A new analysis by Suneal Kolluri, a Ph.D. student in the University of Southern California School of Education, examines whether AP has sustained its rigor and maintained its effectiveness as it has come to serve large numbers of disadvantaged students. He undertook a vast review of the research literature from the last twenty-five years, with particular attention to whether authors examined the challenges of equity and/or effectiveness of the program.
Despite AP’s inclusion of many more kids from traditionally underserved populations, significant gaps persist in student access: White and Asian students are overrepresented in the exam-taking population when compared to black and Hispanic pupils. They also take more AP exams per student while in high school, and the differences are even more pronounced in STEM subjects.
These gaps persist despite policies in almost every state to increase AP access. And those efforts to expand participation have also coincided with declining exam results. AP exams are scored on a scale of 1 to 5, within which 3 or higher is deemed a “qualifying score” deserving of college credit. But as the number of students taking AP exams has risen, so has the rate of 1’s and 2’s, especially for marginalized groups.

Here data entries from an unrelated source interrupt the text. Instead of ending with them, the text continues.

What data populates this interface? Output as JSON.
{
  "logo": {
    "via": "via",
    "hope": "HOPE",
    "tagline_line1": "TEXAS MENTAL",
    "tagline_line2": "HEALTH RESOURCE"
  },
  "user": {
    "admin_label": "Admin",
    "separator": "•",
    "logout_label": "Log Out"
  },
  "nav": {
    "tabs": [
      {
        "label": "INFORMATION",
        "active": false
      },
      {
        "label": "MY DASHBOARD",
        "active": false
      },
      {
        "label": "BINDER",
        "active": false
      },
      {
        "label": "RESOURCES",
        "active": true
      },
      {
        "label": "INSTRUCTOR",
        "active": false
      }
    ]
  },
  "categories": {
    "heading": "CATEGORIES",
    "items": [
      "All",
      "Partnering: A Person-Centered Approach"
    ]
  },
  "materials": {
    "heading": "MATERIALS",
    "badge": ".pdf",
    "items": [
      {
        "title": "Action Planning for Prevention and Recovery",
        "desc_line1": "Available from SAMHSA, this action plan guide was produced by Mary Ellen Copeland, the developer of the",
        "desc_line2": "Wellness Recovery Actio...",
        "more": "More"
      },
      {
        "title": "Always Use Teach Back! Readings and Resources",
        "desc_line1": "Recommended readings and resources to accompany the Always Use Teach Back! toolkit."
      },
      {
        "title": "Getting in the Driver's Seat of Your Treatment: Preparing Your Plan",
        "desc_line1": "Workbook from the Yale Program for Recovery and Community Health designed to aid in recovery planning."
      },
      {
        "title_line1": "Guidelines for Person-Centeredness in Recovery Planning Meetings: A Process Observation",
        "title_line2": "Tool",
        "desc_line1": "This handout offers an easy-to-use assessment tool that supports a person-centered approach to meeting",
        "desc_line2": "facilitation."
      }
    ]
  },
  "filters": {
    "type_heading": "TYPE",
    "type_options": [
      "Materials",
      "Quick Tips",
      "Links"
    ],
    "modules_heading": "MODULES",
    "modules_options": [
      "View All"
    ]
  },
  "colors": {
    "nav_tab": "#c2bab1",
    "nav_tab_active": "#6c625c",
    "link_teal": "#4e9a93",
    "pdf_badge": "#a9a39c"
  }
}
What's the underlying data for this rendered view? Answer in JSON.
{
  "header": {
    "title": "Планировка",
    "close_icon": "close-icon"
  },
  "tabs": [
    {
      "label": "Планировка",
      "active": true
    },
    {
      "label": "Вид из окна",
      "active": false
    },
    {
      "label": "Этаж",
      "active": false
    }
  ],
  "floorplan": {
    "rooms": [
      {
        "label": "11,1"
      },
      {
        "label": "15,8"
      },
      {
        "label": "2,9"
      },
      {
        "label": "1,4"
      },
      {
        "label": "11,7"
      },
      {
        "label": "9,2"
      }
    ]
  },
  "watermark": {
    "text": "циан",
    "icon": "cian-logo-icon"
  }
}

Kolluri suggests several reasons why expansion and effectiveness may be incompatible. There he’s on somewhat shakier grounds than in his masterful research review.
First, he suggests that many historically underrepresented students simply cannot benefit from the AP program because preexisting achievement gaps are too large. It’s true that passing rates have dropped, especially for marginalized students. Yet the net number of individual students from these groups who are taking AP—and earning qualifying scores—has also skyrocketed during the past two decades. And organizations such as the National Math and Science Initiative, Equal Opportunity Schools, and Mass Insight Education and Research are doing yeoman's work in bringing AP success to more high schools enrolling such students.
Second, Kolluri speculates that AP courses are being taught ineffectively to underrepresented students, and that their schools often lack resources, including well-qualified teachers, minority teachers of AP subjects, and gung-ho administrators. All of these factors may negatively influence AP’s effectiveness. The extent to which the College Board alone can—or should—effectively face these difficulties is debatable, but its ambitious new Pre-AP initiative, designed to exercise some degree of curricular influence in earlier grades, may help.
Finally, he points to evidence suggesting that Advanced Placement may be a “component of social reproduction,” by which he means that its expansion in low-income schools might simply lead to even greater expansion in their middle- and high-income counterparts. In some cases—as recently happened in a high-profile way among elite D.C.-area prep schools—the upscale schools actually drop AP to distinguish themselves further. Yet it remains the case that more students of all backgrounds are still sitting for and passing the exams—even in elite schools that generally continue to administer the AP tests, despite declining to teach the classes.
SOURCE: Suneal Kolluri, “Advanced Placement: The Dual Challenge of Equal Access and Effectiveness,” Review of Educational Research (July 2018).